── RECORDS SUPPLIED ──

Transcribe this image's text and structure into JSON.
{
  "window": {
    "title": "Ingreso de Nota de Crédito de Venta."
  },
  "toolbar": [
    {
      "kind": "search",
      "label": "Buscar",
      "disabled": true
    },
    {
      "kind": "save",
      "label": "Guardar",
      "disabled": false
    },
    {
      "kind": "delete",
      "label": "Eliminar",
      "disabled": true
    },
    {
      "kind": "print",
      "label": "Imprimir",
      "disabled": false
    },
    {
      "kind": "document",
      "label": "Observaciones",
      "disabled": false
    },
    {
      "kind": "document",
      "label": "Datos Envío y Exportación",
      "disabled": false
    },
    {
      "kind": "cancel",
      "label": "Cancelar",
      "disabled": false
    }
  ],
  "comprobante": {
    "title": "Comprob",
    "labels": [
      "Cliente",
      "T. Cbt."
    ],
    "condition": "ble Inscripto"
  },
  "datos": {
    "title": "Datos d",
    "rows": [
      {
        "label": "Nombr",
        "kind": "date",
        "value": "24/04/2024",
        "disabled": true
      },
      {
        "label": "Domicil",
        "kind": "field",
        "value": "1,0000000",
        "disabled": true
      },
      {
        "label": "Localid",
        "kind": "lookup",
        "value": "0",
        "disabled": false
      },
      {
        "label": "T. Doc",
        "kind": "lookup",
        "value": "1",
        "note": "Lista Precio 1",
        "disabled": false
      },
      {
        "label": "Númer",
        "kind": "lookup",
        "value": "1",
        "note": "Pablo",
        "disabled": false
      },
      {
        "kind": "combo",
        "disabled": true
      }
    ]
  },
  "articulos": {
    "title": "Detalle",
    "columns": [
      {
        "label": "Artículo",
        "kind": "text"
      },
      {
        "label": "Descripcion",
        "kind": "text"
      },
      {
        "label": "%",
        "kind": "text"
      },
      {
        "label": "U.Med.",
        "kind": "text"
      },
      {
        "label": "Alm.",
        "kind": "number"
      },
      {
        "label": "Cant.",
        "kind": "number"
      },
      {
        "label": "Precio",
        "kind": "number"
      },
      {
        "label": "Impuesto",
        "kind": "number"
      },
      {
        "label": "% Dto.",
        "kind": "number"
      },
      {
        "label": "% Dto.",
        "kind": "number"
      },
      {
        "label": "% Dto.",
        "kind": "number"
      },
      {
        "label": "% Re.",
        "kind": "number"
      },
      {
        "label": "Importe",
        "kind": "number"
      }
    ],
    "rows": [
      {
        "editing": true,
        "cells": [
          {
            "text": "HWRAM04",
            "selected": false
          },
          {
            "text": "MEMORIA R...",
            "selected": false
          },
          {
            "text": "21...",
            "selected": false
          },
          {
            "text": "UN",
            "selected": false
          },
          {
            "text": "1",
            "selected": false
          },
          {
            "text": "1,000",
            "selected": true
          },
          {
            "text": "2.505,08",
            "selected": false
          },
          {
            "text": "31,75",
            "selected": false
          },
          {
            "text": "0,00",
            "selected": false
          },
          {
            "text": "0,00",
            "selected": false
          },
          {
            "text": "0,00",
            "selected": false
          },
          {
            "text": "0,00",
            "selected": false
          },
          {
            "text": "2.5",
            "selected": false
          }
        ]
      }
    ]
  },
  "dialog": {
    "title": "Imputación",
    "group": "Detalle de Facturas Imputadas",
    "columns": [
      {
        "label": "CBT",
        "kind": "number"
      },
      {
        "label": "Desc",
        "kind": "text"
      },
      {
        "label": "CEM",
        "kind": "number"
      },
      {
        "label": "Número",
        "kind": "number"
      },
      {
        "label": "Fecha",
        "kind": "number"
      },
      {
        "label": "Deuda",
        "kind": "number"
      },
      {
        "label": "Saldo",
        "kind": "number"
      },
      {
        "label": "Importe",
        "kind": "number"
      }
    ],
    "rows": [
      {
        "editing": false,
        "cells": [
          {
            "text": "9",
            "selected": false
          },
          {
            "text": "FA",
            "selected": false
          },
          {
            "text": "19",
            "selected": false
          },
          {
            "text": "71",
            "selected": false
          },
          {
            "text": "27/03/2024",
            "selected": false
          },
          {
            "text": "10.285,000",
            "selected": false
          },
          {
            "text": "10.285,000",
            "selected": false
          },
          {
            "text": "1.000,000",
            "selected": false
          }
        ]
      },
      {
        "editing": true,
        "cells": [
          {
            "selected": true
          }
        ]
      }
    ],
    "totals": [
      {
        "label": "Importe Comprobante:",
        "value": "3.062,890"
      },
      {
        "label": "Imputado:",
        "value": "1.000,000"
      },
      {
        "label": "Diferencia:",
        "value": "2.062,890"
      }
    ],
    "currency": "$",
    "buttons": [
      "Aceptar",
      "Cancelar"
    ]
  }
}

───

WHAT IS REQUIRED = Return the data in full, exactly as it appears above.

EXERCISE ANSWER =
Transcribe this image's text and structure into JSON.
{
  "window": {
    "title": "Ingreso de Nota de Crédito de Venta."
  },
  "toolbar": [
    {
      "kind": "search",
      "label": "Buscar",
      "disabled": true
    },
    {
      "kind": "save",
      "label": "Guardar",
      "disabled": false
    },
    {
      "kind": "delete",
      "label": "Eliminar",
      "disabled": true
    },
    {
      "kind": "print",
      "label": "Imprimir",
      "disabled": false
    },
    {
      "kind": "document",
      "label": "Observaciones",
      "disabled": false
    },
    {
      "kind": "document",
      "label": "Datos Envío y Exportación",
      "disabled": false
    },
    {
      "kind": "cancel",
      "label": "Cancelar",
      "disabled": false
    }
  ],
  "comprobante": {
    "title": "Comprob",
    "labels": [
      "Cliente",
      "T. Cbt."
    ],
    "condition": "ble Inscripto"
  },
  "datos": {
    "title": "Datos d",
    "rows": [
      {
        "label": "Nombr",
        "kind": "date",
        "value": "24/04/2024",
        "disabled": true
      },
      {
        "label": "Domicil",
        "kind": "field",
        "value": "1,0000000",
        "disabled": true
      },
      {
        "label": "Localid",
        "kind": "lookup",
        "value": "0",
        "disabled": false
      },
      {
        "label": "T. Doc",
        "kind": "lookup",
        "value": "1",
        "note": "Lista Precio 1",
        "disabled": false
      },
      {
        "label": "Númer",
        "kind": "lookup",
        "value": "1",
        "note": "Pablo",
        "disabled": false
      },
      {
        "kind": "combo",
        "disabled": true
      }
    ]
  },
  "articulos": {
    "title": "Detalle",
    "columns": [
      {
        "label": "Artículo",
        "kind": "text"
      },
      {
        "label": "Descripcion",
        "kind": "text"
      },
      {
        "label": "%",
        "kind": "text"
      },
      {
        "label": "U.Med.",
        "kind": "text"
      },
      {
        "label": "Alm.",
        "kind": "number"
      },
      {
        "label": "Cant.",
        "kind": "number"
      },
      {
        "label": "Precio",
        "kind": "number"
      },
      {
        "label": "Impuesto",
        "kind": "number"
      },
      {
        "label": "% Dto.",
        "kind": "number"
      },
      {
        "label": "% Dto.",
        "kind": "number"
      },
      {
        "label": "% Dto.",
        "kind": "number"
      },
      {
        "label": "% Re.",
        "kind": "number"
      },
      {
        "label": "Importe",
        "kind": "number"
      }
    ],
    "rows": [
      {
        "editing": true,
        "cells": [
          {
            "text": "HWRAM04",
            "selected": false
          },
          {
            "text": "MEMORIA R...",
            "selected": false
          },
          {
            "text": "21...",
            "selected": false
          },
          {
            "text": "UN",
            "selected": false
          },
          {
            "text": "1",
            "selected": false
          },
          {
            "text": "1,000",
            "selected": true
          },
          {
            "text": "2.505,08",
            "selected": false
          },
          {
            "text": "31,75",
            "selected": false
          },
          {
            "text": "0,00",
            "selected": false
          },
          {
            "text": "0,00",
            "selected": false
          },
          {
            "text": "0,00",
            "selected": false
          },
          {
            "text": "0,00",
            "selected": false
          },
          {
            "text": "2.5",
            "selected": false
          }
        ]
      }
    ]
  },
  "dialog": {
    "title": "Imputación",
    "group": "Detalle de Facturas Imputadas",
    "columns": [
      {
        "label": "CBT",
        "kind": "number"
      },
      {
        "label": "Desc",
        "kind": "text"
      },
      {
        "label": "CEM",
        "kind": "number"
      },
      {
        "label": "Número",
        "kind": "number"
      },
      {
        "label": "Fecha",
        "kind": "number"
      },
      {
        "label": "Deuda",
        "kind": "number"
      },
      {
        "label": "Saldo",
        "kind": "number"
      },
      {
        "label": "Importe",
        "kind": "number"
      }
    ],
    "rows": [
      {
        "editing": false,
        "cells": [
          {
            "text": "9",
            "selected": false
          },
          {
            "text": "FA",
            "selected": false
          },
          {
            "text": "19",
            "selected": false
          },
          {
            "text": "71",
            "selected": false
          },
          {
            "text": "27/03/2024",
            "selected": false
          },
          {
            "text": "10.285,000",
            "selected": false
          },
          {
            "text": "10.285,000",
            "selected": false
          },
          {
            "text": "1.000,000",
            "selected": false
          }
        ]
      },
      {
        "editing": true,
        "cells": [
          {
            "selected": true
          }
        ]
      }
    ],
    "totals": [
      {
        "label": "Importe Comprobante:",
        "value": "3.062,890"
      },
      {
        "label": "Imputado:",
        "value": "1.000,000"
      },
      {
        "label": "Diferencia:",
        "value": "2.062,890"
      }
    ],
    "currency": "$",
    "buttons": [
      "Aceptar",
      "Cancelar"
    ]
  }
}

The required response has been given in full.